* Prompt
Return the data below unaltered, but strip out the pictures.

[Start of section]

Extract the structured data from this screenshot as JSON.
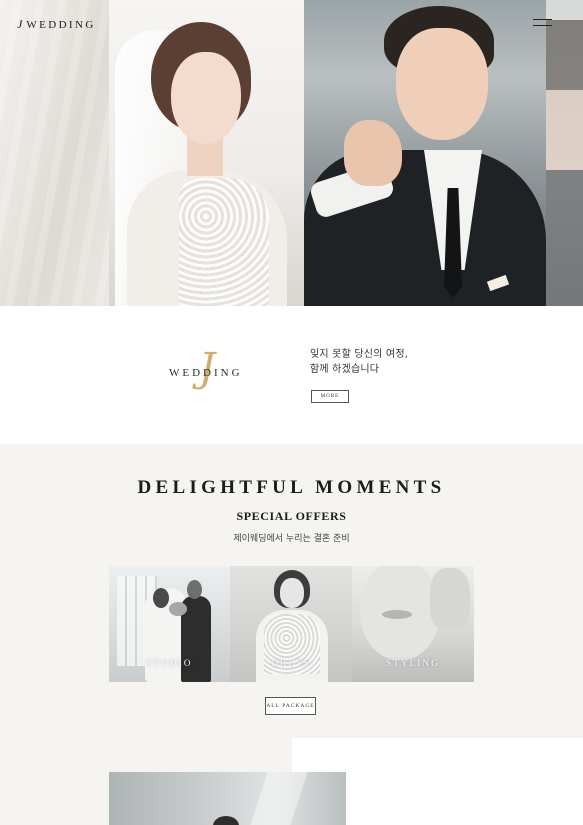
{
  "header": {
    "logo_j": "J",
    "logo_text": "WEDDING",
    "menu_icon": "hamburger-menu-icon"
  },
  "hero": {
    "panels": [
      "veil-detail",
      "bride-portrait",
      "groom-portrait",
      "side-crop"
    ]
  },
  "intro": {
    "brand_j": "J",
    "brand_word": "WEDDING",
    "brand_accent_color": "#d0ad6c",
    "tagline": [
      "잊지 못할 당신의 여정,",
      "함께 하겠습니다"
    ],
    "more_label": "MORE"
  },
  "offers": {
    "title": "DELIGHTFUL MOMENTS",
    "subtitle": "SPECIAL OFFERS",
    "description": "제이웨딩에서 누리는 결혼 준비",
    "cards": [
      {
        "label": "STUDIO"
      },
      {
        "label": "DRESS"
      },
      {
        "label": "STYLING"
      }
    ],
    "all_package_label": "ALL PACKAGE",
    "background_color": "#f5f4f0"
  }
}
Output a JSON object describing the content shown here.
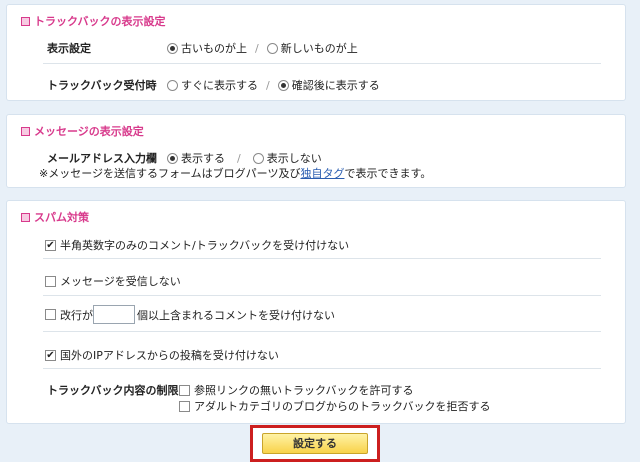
{
  "trackback_display": {
    "title": "トラックバックの表示設定",
    "order_label": "表示設定",
    "order_options": [
      {
        "label": "古いものが上",
        "checked": true
      },
      {
        "label": "新しいものが上",
        "checked": false
      }
    ],
    "receive_label": "トラックバック受付時",
    "receive_options": [
      {
        "label": "すぐに表示する",
        "checked": false
      },
      {
        "label": "確認後に表示する",
        "checked": true
      }
    ],
    "separator": "/"
  },
  "message_display": {
    "title": "メッセージの表示設定",
    "email_label": "メールアドレス入力欄",
    "email_options": [
      {
        "label": "表示する",
        "checked": true
      },
      {
        "label": "表示しない",
        "checked": false
      }
    ],
    "separator": "/",
    "note_before": "※メッセージを送信するフォームはブログパーツ及び",
    "note_link": "独自タグ",
    "note_after": "で表示できます。"
  },
  "spam": {
    "title": "スパム対策",
    "halfwidth_only": {
      "label": "半角英数字のみのコメント/トラックバックを受け付けない",
      "checked": true
    },
    "no_messages": {
      "label": "メッセージを受信しない",
      "checked": false
    },
    "linebreak_before": "改行が",
    "linebreak_value": "",
    "linebreak_after": "個以上含まれるコメントを受け付けない",
    "linebreak_checked": false,
    "foreign_ip": {
      "label": "国外のIPアドレスからの投稿を受け付けない",
      "checked": true
    },
    "trackback_limit_label": "トラックバック内容の制限",
    "trackback_limits": [
      {
        "label": "参照リンクの無いトラックバックを許可する",
        "checked": false
      },
      {
        "label": "アダルトカテゴリのブログからのトラックバックを拒否する",
        "checked": false
      }
    ]
  },
  "submit_label": "設定する",
  "colors": {
    "accent": "#d83a8c",
    "link": "#2a5db0",
    "highlight_border": "#cc1f1f",
    "button": "#f8d24a"
  }
}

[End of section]

* Solution to the problem
Extract the structured data from this screenshot as JSON.
{
  "header": {
    "logo_j": "J",
    "logo_text": "WEDDING",
    "menu_icon": "hamburger-menu-icon"
  },
  "hero": {
    "panels": [
      "veil-detail",
      "bride-portrait",
      "groom-portrait",
      "side-crop"
    ]
  },
  "intro": {
    "brand_j": "J",
    "brand_word": "WEDDING",
    "brand_accent_color": "#d0ad6c",
    "tagline": [
      "잊지 못할 당신의 여정,",
      "함께 하겠습니다"
    ],
    "more_label": "MORE"
  },
  "offers": {
    "title": "DELIGHTFUL MOMENTS",
    "subtitle": "SPECIAL OFFERS",
    "description": "제이웨딩에서 누리는 결혼 준비",
    "cards": [
      {
        "label": "STUDIO"
      },
      {
        "label": "DRESS"
      },
      {
        "label": "STYLING"
      }
    ],
    "all_package_label": "ALL PACKAGE",
    "background_color": "#f5f4f0"
  }
}
Output a JSON object describing the content shown here.
{
  "trackback_display": {
    "title": "トラックバックの表示設定",
    "order_label": "表示設定",
    "order_options": [
      {
        "label": "古いものが上",
        "checked": true
      },
      {
        "label": "新しいものが上",
        "checked": false
      }
    ],
    "receive_label": "トラックバック受付時",
    "receive_options": [
      {
        "label": "すぐに表示する",
        "checked": false
      },
      {
        "label": "確認後に表示する",
        "checked": true
      }
    ],
    "separator": "/"
  },
  "message_display": {
    "title": "メッセージの表示設定",
    "email_label": "メールアドレス入力欄",
    "email_options": [
      {
        "label": "表示する",
        "checked": true
      },
      {
        "label": "表示しない",
        "checked": false
      }
    ],
    "separator": "/",
    "note_before": "※メッセージを送信するフォームはブログパーツ及び",
    "note_link": "独自タグ",
    "note_after": "で表示できます。"
  },
  "spam": {
    "title": "スパム対策",
    "halfwidth_only": {
      "label": "半角英数字のみのコメント/トラックバックを受け付けない",
      "checked": true
    },
    "no_messages": {
      "label": "メッセージを受信しない",
      "checked": false
    },
    "linebreak_before": "改行が",
    "linebreak_value": "",
    "linebreak_after": "個以上含まれるコメントを受け付けない",
    "linebreak_checked": false,
    "foreign_ip": {
      "label": "国外のIPアドレスからの投稿を受け付けない",
      "checked": true
    },
    "trackback_limit_label": "トラックバック内容の制限",
    "trackback_limits": [
      {
        "label": "参照リンクの無いトラックバックを許可する",
        "checked": false
      },
      {
        "label": "アダルトカテゴリのブログからのトラックバックを拒否する",
        "checked": false
      }
    ]
  },
  "submit_label": "設定する",
  "colors": {
    "accent": "#d83a8c",
    "link": "#2a5db0",
    "highlight_border": "#cc1f1f",
    "button": "#f8d24a"
  }
}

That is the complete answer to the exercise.